“You have numbers you have different size helmets for instance half size helmets, three quarter helmets, full face helmets, motorcycle helmets, you have goggles, you have face masks, you have chin traps, you have a number of head gear me I recommend covering the whole head", said Williams.

And that brings us to Rayshaun White’s third accident which occurred on the way to a friend’s house:

“Their ground didn’t have a turning lane so I was in the middle of the street waiting for an opportunity to turn left," said White. "And I guess the car got tired waiting behind me and so right when I was about to turn they went around me and ended up hitting my front tire.”

While plenty of protective gear is available for mopeds and motorcycles, many riders- like White, risk their lives rather than wear it.

“I never really wore my helmet, for one it kind of looks crazy.” said White. 

Credit Taylor Knight / WFSU

Senator Perry is sponsoring a bill that would change the helmet exemption from 16 to 21. Under the change, drivers over 21 must have an insurance policy for at least $10,000 dollars to ride without a helmet.

“My guess is you’ll find a lot of students that would be glad that they’re forced to wear a helmet,” said Senator Perry.  This is speculation but my guess is you’ll find a lot of kids who just are in a hurry don’t want to do it, they don’t want to mess up their hair, they think it doesn’t look very cool.“

That third accident really scared White and a more recent tragedy has made him rethink his transportation options:

“And also later on a guy that worked with me at the Leach ended up passing away in an accident on a scooter,” said White.  “And once that happened I was like yeah I would rather walk or ride the bus then even ride this thing.”

“How did these accidents make you feel after getting involved with them,” asked Taylor Knight.
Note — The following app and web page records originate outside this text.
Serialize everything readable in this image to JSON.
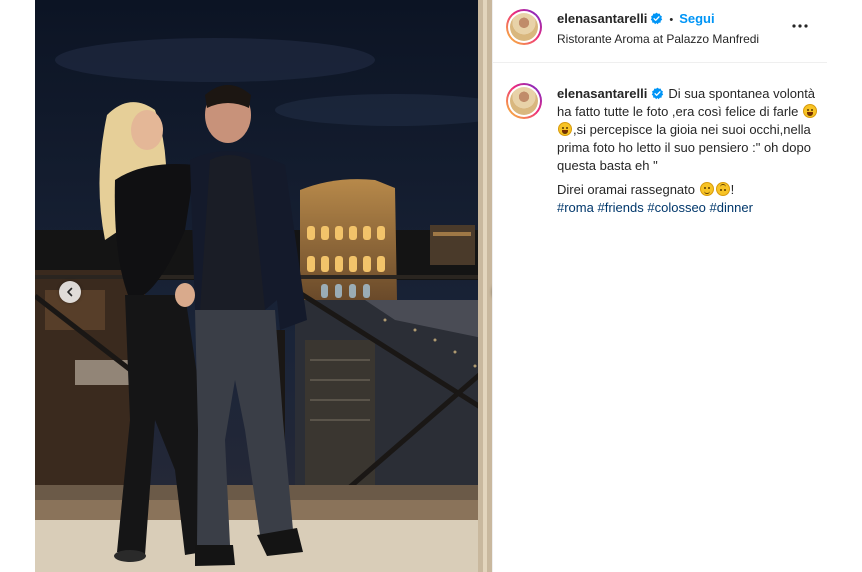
{
  "post": {
    "username": "elenasantarelli",
    "follow_label": "Segui",
    "separator": "•",
    "location": "Ristorante Aroma at Palazzo Manfredi",
    "more_icon": "more-horizontal-icon"
  },
  "caption": {
    "username": "elenasantarelli",
    "text_1a": "Di sua spontanea volontà ha fatto tutte le foto ,era così felice di farle",
    "text_1b": ",si percepisce la gioia nei suoi occhi,nella prima foto ho letto il suo pensiero :\" oh dopo questa basta eh \"",
    "text_2": "Direi oramai rassegnato",
    "text_2_end": "!",
    "hashtags": [
      "#roma",
      "#friends",
      "#colosseo",
      "#dinner"
    ]
  },
  "media": {
    "prev_icon": "chevron-left-icon",
    "next_icon": "chevron-right-icon"
  },
  "colors": {
    "accent_blue": "#0095f6",
    "hashtag": "#00376b",
    "text": "#262626",
    "border": "#efefef"
  }
}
“I mean the first accident I felt like yes its nothing. Just pay attention when there is sand on the ground,” replied White. “But the third one when someone hit me I felt like it was no fault on my own. I was like yeah the scooter life is a no go for me.”